HANSON — Hybrid learning plans being followed in most area schools have forced parents to make some important decisions for the education and health of their children.
Working parents who can’t — or can no longer — work from home have an added dilemma: how to supervise their children’s remote learning if they can’t be at home, too?
The state’s Department Of Early Education and Care (DEEC) has one answer — remote learning pods.
One of those has been approved and is now operating at the Boss Academy of Performing Arts in Hanson.
Director KathyJo Boss has been approved by the DEEC to run a remote learning & activity pod for public school students with hybrid, remote learning schedules.
“It’s a tough time for people,” Boss said. “It’s inexpensive and it’s providing a service to the community that is desperately needed.”
Selectman Laura FitzGerald-Kemmett was integral in helping achieve certification for Boss Academy as a learning pod.
FitzGerald-Kemmett said the learning pod guidelines caught everyone a bit off-guard when they were introduced three or four weeks ago.
“It was a new concept, but a concept that I definitely thought was important for our community to have,” FitzGerald-Kemmett said. “If I was a parent with kids in the schools right now, I probably would be having my kid remote and looking for something like this.”
As a small business owner, she also saw it as a “great way to pivot” to a change that could help a business stay in business.
“One of the challenges for small business is trying to figure out how to be resilient during a time when the services you normally provide may not be in demand like they were prior to COVID-19, or there may be additional regulations on it that make it cost-prohibitive,” FitzGerald-Kemmett said.
On the heels of the Boss Academy learning pod approval, FitzGerald-Kemmett said Hanson has been approached about placing another at Camp Kiwanee by the Old Colony YMCA. That project is now in the approval process.
“We’re going to provide it as long as the community needs it. … This learning pod, for us, is just a temporary situation, it’s just until the schools can take them back full-time,” Boss said, noting that she had to apply for certification and pass inspections by the Board of Health, Building Inspector and Fire Department. “The state was kind of figuring it out, too. … We definitely went through the whole process.”
Parents who can’t be home to assist with online classes can sign their children up at Boss (https://www.bossacademy.net/learning-pod-registration) from 8 a.m. to 3 p.m., for up to five days a week.
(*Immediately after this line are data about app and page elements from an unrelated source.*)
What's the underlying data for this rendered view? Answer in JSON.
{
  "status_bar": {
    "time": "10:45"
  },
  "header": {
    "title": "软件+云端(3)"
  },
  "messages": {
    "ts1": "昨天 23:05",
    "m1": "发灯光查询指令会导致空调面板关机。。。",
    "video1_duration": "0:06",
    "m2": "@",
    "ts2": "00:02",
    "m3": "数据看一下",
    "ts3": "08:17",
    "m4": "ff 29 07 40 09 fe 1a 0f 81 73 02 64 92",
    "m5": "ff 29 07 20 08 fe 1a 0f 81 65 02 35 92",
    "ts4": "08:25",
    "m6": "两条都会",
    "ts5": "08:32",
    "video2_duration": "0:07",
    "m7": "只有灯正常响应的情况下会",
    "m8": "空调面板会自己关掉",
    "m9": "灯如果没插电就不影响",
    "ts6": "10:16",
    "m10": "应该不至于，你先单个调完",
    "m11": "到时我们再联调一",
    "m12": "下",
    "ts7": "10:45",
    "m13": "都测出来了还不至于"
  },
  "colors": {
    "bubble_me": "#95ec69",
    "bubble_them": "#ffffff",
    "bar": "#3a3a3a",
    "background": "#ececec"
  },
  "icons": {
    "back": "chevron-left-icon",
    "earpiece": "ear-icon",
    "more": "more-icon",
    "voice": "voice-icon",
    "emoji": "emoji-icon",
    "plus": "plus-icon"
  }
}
The program, which currently serves 10 pupils, has enough room for 10 more, according to Boss.
The cost is $35 per day, and goes down to $30 per day if students attend more than two days per week. She said it is a very flexible program, because in this environment, it has to be.
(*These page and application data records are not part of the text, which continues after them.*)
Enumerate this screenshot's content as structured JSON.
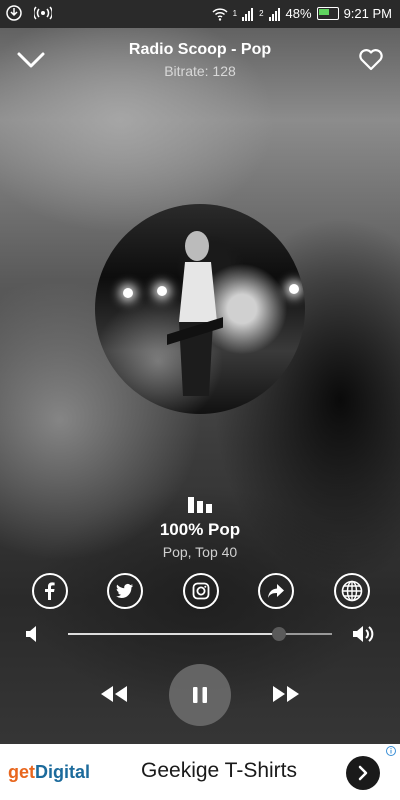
{
  "status_bar": {
    "battery_percent": "48%",
    "time": "9:21 PM",
    "sim1": "1",
    "sim2": "2"
  },
  "header": {
    "station_title": "Radio Scoop - Pop",
    "bitrate": "Bitrate: 128"
  },
  "now_playing": {
    "title": "100% Pop",
    "genre": "Pop, Top 40"
  },
  "share": {
    "items": [
      "facebook-icon",
      "twitter-icon",
      "instagram-icon",
      "share-icon",
      "globe-icon"
    ]
  },
  "volume": {
    "level": 0.8
  },
  "ad": {
    "logo_get": "get",
    "logo_digital": "Digital",
    "text": "Geekige T-Shirts"
  },
  "colors": {
    "battery_fill": "#5fd35f",
    "ad_logo_orange": "#e8661d",
    "ad_logo_blue": "#1c6b9c"
  }
}
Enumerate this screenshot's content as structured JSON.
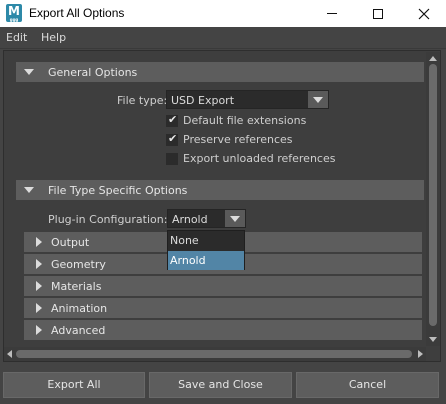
{
  "window": {
    "title": "Export All Options",
    "app_icon_letter": "M",
    "app_icon_sub": "ggg"
  },
  "menu": [
    "Edit",
    "Help"
  ],
  "general_options": {
    "header": "General Options",
    "file_type_label": "File type:",
    "file_type_value": "USD Export",
    "checkboxes": [
      {
        "label": "Default file extensions",
        "checked": true
      },
      {
        "label": "Preserve references",
        "checked": true
      },
      {
        "label": "Export unloaded references",
        "checked": false
      }
    ]
  },
  "file_type_specific": {
    "header": "File Type Specific Options",
    "plugin_config_label": "Plug-in Configuration:",
    "plugin_config_value": "Arnold",
    "dropdown_options": [
      "None",
      "Arnold"
    ],
    "dropdown_selected": "Arnold",
    "subsections": [
      "Output",
      "Geometry",
      "Materials",
      "Animation",
      "Advanced"
    ]
  },
  "buttons": {
    "export_all": "Export All",
    "save_close": "Save and Close",
    "cancel": "Cancel"
  },
  "colors": {
    "window_bg": "#444444",
    "section_header": "#5d5d5d",
    "selection": "#5285a6"
  }
}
“We do have Boss Academy students, but we also have students that are … from all over the place,” Boss said, noting she has students from school districts all across the county, who come in for as many days as their schools’ plan and parents’ work schedules require. “We literally do their online learning with them, in terms of whether they have meetings with their teachers, if they have schoolwork that has to be done — that’s the first priority.”
She noted that, while her youngest daughter is busy with classwork online all day through WHRHS on virtual days, for middle school students that kind of remote work varies by school district and, sometimes, from teacher to teacher.
“They need supervision and they need guidance as to how to do it,” Boss said. “It’s challenging for the teachers, too. … We don’t profess to be a teacher, but we are definitely working with them to understand it.”
She said most of that work falls to her, with her husband Geoff Diehl providing IT support. That’s why she keeps the number of children enrolled to 10 now and a maximum of 20.
“We had the internet anyway, but we increased the bandwidth,” she said.
Health precautions are strictly enforced, with parents not permitted beyond the lobby.
“When kids come in the front door, they have their temperature taken and then their hands and their feet sanitized,” Boss said. “We’re using one room for the school room, and another for the activity room and the upstairs for a lunchroom, so it’s also a change of environment.”
Everything is spaced six feet apart in learning, activity and lunch areas.
She said activities and crafts, acting exercises, outside play and other activity in a different room from their remote, online lessons provides children with a break while surfaces are cleaned.
“I’ve been lucky,” Boss said of her business. “When the pandemic happened for everybody in March, we shut down for a week, like everybody, to figure out what was going on — and quickly went remote.”
All her remaining class schedules were conducted via Zoom, and only the big end of the year show has been disrupted. There are still plans to stage it in December. The school only lost 10 of a total enrollment of 300 during the pandemic.